## Required action
Out of the records below, copy all lines in which the word "JSON" occurs.

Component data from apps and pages
=====

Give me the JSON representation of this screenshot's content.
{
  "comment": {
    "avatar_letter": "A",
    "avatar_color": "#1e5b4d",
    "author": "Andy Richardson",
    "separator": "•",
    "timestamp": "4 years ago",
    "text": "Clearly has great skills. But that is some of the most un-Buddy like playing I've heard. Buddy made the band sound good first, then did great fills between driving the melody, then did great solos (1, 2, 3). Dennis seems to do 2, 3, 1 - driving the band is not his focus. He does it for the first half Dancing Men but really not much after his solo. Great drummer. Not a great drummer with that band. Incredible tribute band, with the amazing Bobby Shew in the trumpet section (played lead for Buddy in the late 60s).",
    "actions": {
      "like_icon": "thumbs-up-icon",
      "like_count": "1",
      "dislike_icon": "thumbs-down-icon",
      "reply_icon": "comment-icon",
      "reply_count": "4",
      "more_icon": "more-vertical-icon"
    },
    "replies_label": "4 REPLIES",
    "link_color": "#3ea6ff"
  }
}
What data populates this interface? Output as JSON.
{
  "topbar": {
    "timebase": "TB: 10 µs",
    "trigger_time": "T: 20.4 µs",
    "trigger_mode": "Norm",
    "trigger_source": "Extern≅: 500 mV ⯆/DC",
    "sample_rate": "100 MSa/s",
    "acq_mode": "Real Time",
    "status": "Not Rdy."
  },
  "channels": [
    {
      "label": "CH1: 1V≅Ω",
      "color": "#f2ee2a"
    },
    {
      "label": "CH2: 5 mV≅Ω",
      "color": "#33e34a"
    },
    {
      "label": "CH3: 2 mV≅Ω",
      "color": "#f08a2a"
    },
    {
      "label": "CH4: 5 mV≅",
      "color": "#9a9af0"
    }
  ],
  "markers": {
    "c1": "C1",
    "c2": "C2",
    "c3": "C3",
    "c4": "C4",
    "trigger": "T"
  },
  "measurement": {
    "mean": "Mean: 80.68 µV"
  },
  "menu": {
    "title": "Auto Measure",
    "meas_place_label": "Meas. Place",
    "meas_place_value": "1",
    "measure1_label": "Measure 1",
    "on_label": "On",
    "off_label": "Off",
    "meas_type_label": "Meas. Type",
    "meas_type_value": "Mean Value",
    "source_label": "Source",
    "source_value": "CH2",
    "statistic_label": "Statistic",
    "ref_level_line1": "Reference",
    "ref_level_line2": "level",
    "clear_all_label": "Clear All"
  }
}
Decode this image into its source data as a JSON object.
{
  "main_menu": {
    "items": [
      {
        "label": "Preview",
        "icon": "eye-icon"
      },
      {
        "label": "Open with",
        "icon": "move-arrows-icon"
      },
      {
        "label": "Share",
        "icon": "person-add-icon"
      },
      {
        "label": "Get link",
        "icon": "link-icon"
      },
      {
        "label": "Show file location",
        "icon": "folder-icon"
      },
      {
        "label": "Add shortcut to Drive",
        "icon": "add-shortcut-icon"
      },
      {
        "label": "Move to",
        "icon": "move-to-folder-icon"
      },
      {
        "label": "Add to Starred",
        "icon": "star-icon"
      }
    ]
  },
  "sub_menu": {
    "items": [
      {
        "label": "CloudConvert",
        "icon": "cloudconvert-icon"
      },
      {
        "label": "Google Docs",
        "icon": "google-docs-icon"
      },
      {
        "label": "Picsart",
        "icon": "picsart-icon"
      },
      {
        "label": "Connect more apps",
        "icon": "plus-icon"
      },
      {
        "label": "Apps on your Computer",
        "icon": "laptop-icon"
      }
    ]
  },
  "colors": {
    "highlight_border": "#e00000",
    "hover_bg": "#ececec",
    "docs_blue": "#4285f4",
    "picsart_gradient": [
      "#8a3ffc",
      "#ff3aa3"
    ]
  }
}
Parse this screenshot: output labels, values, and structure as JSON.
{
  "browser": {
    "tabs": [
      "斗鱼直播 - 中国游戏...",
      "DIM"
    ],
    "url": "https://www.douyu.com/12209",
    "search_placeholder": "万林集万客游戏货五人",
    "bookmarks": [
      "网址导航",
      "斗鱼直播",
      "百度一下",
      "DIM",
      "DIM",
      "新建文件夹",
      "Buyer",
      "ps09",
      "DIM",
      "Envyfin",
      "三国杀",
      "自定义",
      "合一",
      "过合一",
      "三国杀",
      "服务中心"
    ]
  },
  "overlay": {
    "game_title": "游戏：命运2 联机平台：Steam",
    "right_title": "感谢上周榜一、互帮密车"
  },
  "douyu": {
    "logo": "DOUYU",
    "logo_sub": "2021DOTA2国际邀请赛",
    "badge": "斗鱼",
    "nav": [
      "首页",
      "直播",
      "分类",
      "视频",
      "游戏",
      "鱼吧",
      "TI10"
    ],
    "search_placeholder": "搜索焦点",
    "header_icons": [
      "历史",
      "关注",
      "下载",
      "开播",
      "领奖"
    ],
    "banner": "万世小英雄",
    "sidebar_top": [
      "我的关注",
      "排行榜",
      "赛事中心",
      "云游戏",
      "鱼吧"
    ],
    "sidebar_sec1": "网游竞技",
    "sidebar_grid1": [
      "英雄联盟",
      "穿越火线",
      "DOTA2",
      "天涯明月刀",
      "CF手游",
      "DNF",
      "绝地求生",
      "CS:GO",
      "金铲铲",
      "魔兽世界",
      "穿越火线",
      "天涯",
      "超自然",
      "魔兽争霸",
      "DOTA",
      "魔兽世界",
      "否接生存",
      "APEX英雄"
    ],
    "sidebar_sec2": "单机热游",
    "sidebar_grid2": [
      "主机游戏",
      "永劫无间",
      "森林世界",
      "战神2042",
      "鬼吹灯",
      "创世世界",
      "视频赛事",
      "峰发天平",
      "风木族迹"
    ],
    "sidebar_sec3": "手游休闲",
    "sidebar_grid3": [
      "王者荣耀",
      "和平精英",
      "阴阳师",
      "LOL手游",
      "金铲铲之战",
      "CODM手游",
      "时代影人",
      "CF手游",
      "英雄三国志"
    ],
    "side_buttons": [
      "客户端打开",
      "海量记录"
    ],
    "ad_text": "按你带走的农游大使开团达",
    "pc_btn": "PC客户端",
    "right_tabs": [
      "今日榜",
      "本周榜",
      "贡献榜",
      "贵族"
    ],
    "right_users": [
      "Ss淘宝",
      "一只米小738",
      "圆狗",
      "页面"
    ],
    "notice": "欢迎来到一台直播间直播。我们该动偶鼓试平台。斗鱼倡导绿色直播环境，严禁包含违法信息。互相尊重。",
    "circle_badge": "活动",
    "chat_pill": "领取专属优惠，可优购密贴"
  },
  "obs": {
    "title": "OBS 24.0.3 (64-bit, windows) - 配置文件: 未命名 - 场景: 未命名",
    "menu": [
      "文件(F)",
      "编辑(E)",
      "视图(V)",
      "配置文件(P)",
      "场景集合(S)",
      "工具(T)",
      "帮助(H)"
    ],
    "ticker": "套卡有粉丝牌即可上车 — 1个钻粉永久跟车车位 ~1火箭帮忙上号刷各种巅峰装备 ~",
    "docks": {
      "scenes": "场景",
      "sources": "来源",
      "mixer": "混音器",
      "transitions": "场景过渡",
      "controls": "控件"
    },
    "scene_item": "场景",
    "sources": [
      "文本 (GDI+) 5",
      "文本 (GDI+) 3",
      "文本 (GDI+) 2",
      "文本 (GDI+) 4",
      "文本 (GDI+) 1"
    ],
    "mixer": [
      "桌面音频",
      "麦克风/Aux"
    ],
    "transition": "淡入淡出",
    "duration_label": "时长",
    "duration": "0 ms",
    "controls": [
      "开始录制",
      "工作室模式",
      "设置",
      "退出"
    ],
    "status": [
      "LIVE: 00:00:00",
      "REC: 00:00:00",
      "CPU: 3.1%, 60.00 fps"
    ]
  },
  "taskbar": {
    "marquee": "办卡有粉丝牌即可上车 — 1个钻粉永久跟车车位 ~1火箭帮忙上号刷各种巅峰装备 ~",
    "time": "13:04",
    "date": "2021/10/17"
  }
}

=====

## Task answer
Give me the JSON representation of this screenshot's content.
What data populates this interface? Output as JSON.
Decode this image into its source data as a JSON object.
Parse this screenshot: output labels, values, and structure as JSON.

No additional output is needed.